The Dissidents are also struggling with recruitment on the ground in Northern Ireland. Many of those attracted into becoming involved in the movement have yet to gain the kind of operational experience that would make them suitable to be deployed on the mainland in an active cell. With the hard-line element of the Dissident Republican movement well known to the British Security Services their freedom of manoeuvre is highly restricted.
Bringing terror back to the mainland
This combination of circumstances creates a short-term problem for those in the Dissident Republican movement that seek to bring terror back to the mainland. The sending of a number of simple devices in the post simply underlines their current predicament. If they could strike on the mainland they would have done. It would have had far more impact.
But that should not mean that anyone should be complacent. It is the greatest enemy of any intelligence services, the feeling that they have the situation ‘under control’. With so many young men appearing to be drawn into the Dissident Republican movement in Northern Ireland it is a question of time before something happens involving someone who was not known to the security services.
While the focus on Syria has to remain a priority this series of letter bombs provides a timely reminder that the current security landscape has never been more complicated.
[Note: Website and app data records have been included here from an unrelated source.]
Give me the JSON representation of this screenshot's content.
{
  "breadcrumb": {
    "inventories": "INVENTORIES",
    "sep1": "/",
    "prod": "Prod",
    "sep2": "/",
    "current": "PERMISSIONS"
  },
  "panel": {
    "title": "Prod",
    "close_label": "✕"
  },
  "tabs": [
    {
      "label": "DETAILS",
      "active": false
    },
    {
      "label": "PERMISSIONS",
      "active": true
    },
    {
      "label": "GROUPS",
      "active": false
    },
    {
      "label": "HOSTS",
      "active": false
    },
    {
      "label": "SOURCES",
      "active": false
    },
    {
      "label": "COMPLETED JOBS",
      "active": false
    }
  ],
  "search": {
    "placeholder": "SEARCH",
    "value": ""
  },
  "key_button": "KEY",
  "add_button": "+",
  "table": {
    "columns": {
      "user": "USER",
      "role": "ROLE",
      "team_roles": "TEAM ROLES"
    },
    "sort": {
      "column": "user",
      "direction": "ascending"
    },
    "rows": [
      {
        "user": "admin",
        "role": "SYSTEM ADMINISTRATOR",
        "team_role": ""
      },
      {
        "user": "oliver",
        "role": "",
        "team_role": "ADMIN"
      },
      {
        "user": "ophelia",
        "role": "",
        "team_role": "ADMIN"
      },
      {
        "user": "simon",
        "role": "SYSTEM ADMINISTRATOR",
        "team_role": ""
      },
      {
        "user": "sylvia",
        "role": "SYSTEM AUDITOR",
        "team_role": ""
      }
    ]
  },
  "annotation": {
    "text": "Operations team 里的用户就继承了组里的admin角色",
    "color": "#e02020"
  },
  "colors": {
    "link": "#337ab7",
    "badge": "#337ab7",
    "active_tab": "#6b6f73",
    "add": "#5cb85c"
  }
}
In such an uncertain and unpredictable situation being prepared to deliver a resilient response when the attempts to disrupt acts of terrorism fail is crucial.